**What is needed:** Return every line of the data that contains the string "Shipping".

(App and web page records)
== Segment start ==

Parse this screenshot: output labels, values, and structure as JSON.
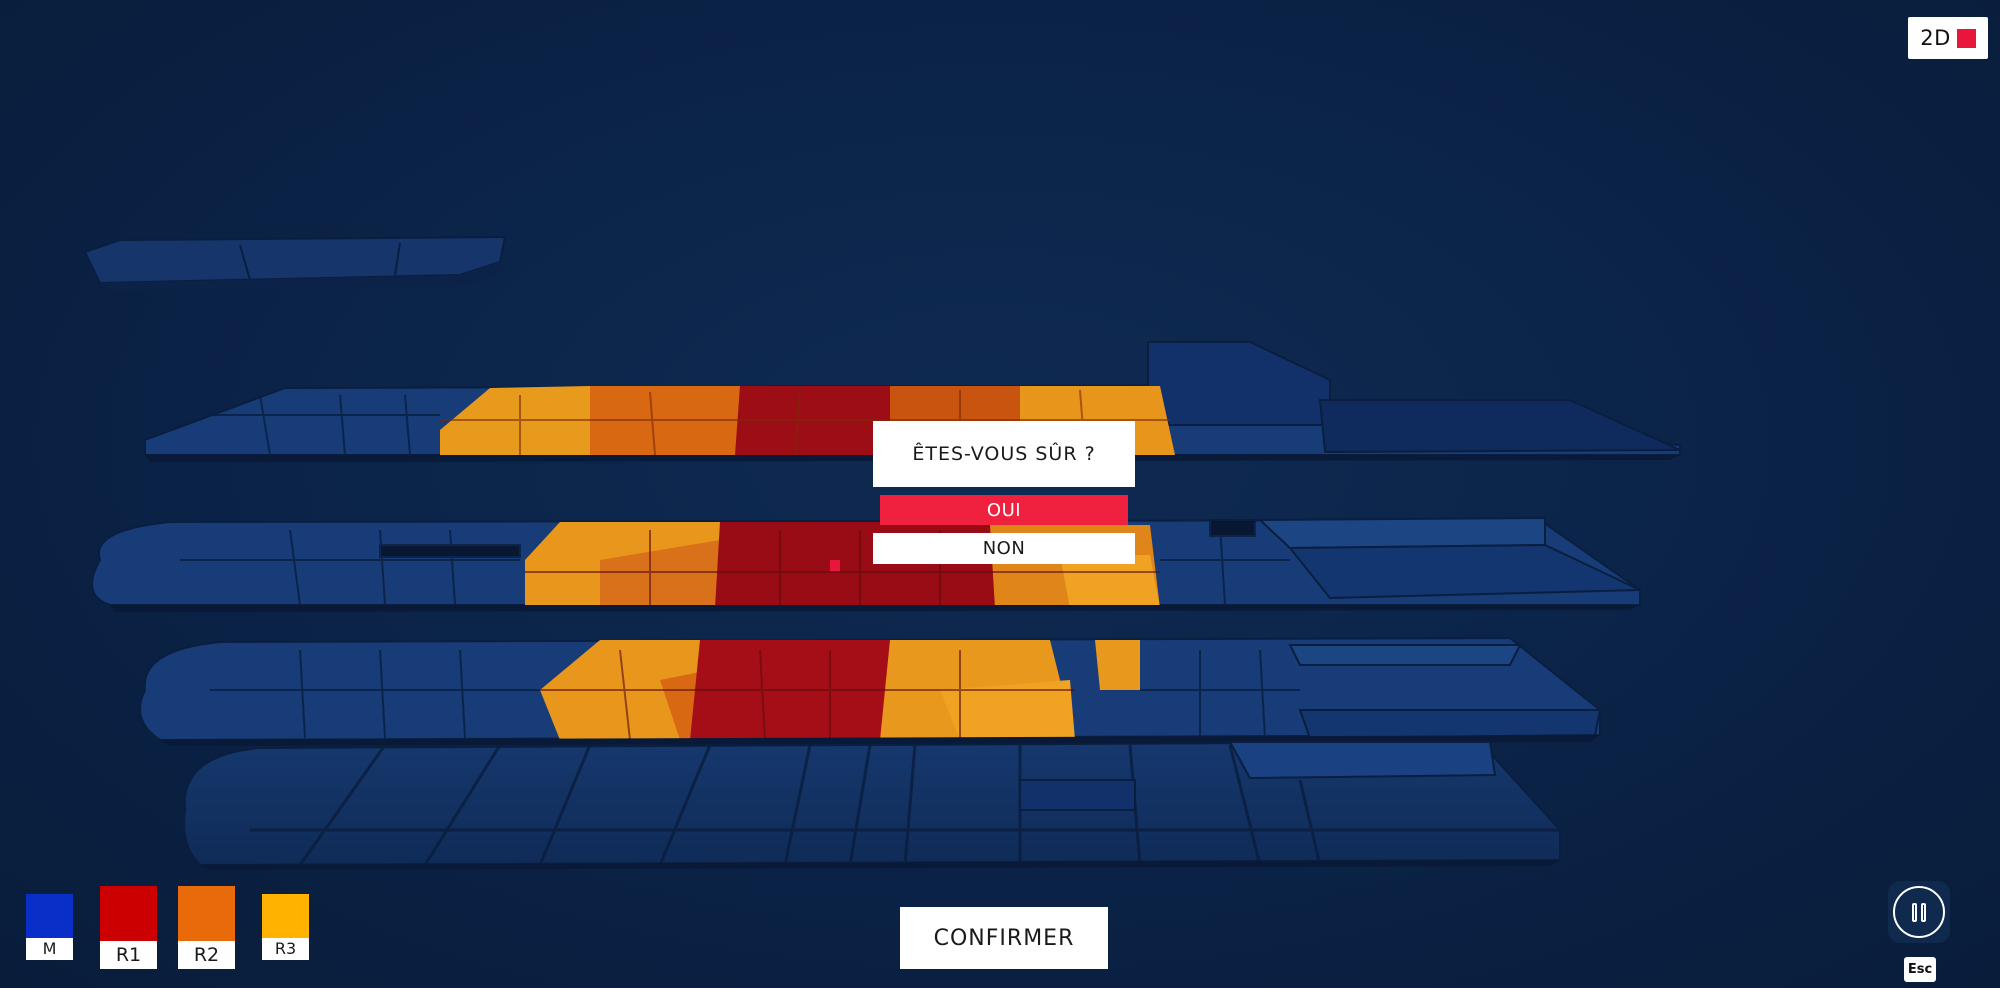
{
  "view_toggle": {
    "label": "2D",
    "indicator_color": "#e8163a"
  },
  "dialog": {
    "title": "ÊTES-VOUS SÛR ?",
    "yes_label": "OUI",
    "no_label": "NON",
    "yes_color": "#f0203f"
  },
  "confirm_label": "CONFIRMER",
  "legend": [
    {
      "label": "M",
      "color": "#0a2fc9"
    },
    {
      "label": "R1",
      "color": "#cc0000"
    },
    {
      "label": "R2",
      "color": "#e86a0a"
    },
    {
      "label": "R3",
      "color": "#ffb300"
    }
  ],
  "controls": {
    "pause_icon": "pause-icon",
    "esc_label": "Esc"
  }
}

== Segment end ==
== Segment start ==

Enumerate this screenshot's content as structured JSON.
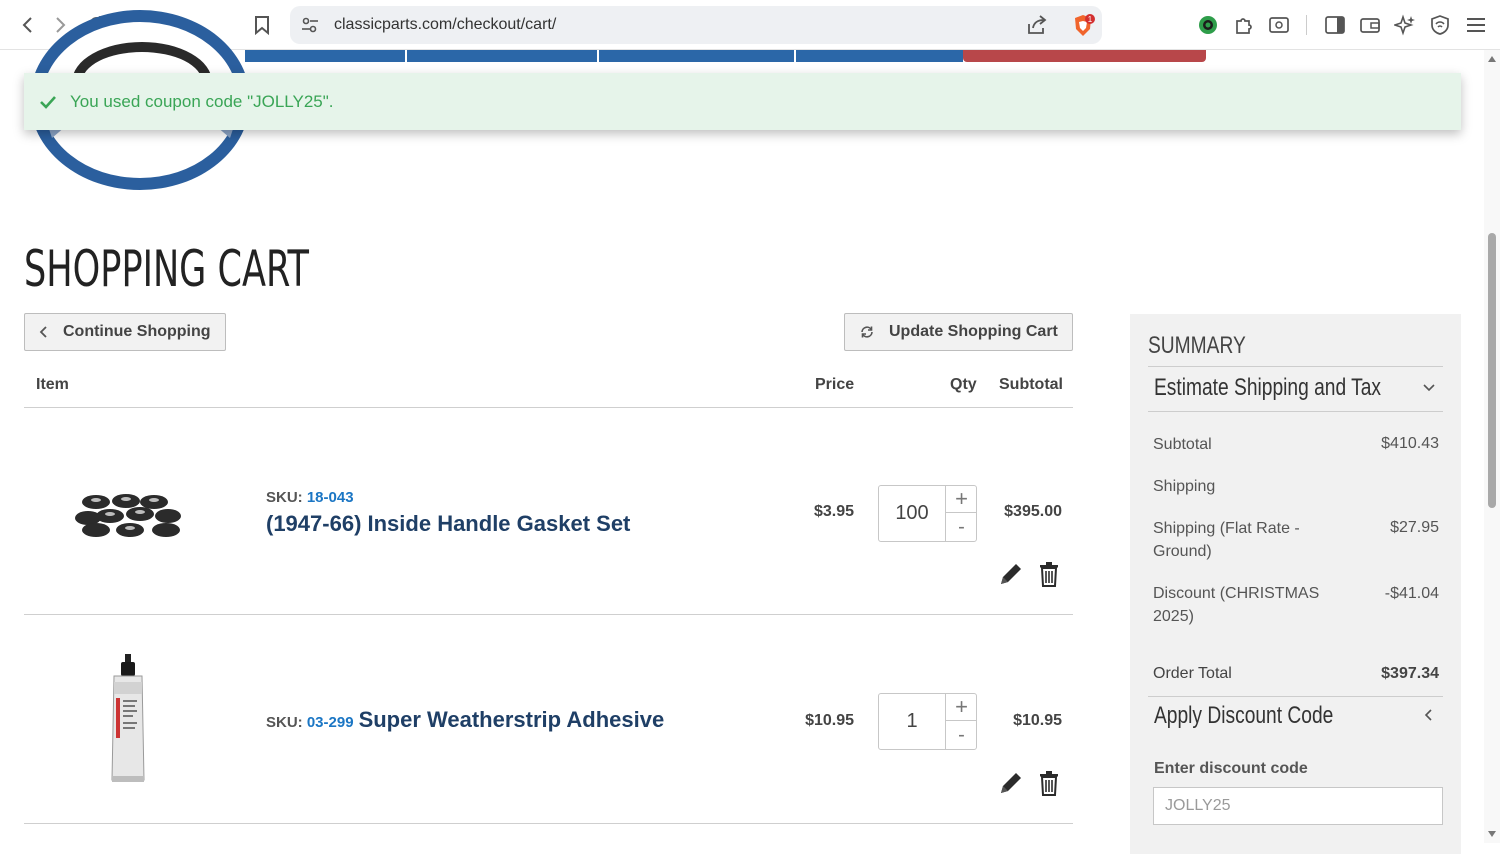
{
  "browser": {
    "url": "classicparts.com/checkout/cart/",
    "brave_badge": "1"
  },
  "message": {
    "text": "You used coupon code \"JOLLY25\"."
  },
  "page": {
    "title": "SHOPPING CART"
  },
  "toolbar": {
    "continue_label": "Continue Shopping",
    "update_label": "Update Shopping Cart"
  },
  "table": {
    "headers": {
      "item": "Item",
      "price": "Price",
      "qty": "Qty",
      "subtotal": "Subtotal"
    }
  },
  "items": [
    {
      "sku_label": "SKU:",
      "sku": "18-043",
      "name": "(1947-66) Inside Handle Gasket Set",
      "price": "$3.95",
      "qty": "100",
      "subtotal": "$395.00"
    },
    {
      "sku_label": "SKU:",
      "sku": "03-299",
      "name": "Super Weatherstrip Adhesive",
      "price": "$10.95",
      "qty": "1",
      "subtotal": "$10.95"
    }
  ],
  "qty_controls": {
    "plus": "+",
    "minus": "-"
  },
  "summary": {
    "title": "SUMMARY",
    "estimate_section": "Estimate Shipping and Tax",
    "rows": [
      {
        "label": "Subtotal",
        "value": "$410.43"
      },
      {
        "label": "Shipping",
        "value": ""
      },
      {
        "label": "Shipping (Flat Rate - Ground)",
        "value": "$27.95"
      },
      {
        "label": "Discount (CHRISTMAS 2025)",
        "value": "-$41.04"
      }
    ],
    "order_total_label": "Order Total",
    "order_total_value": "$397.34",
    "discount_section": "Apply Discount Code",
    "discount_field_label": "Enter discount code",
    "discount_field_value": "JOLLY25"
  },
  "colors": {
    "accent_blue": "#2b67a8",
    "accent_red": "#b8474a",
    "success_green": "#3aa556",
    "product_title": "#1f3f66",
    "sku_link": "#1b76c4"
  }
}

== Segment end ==

**Response to this task:**
    "estimate_section": "Estimate Shipping and Tax",
        "label": "Shipping",
        "label": "Shipping (Flat Rate - Ground)",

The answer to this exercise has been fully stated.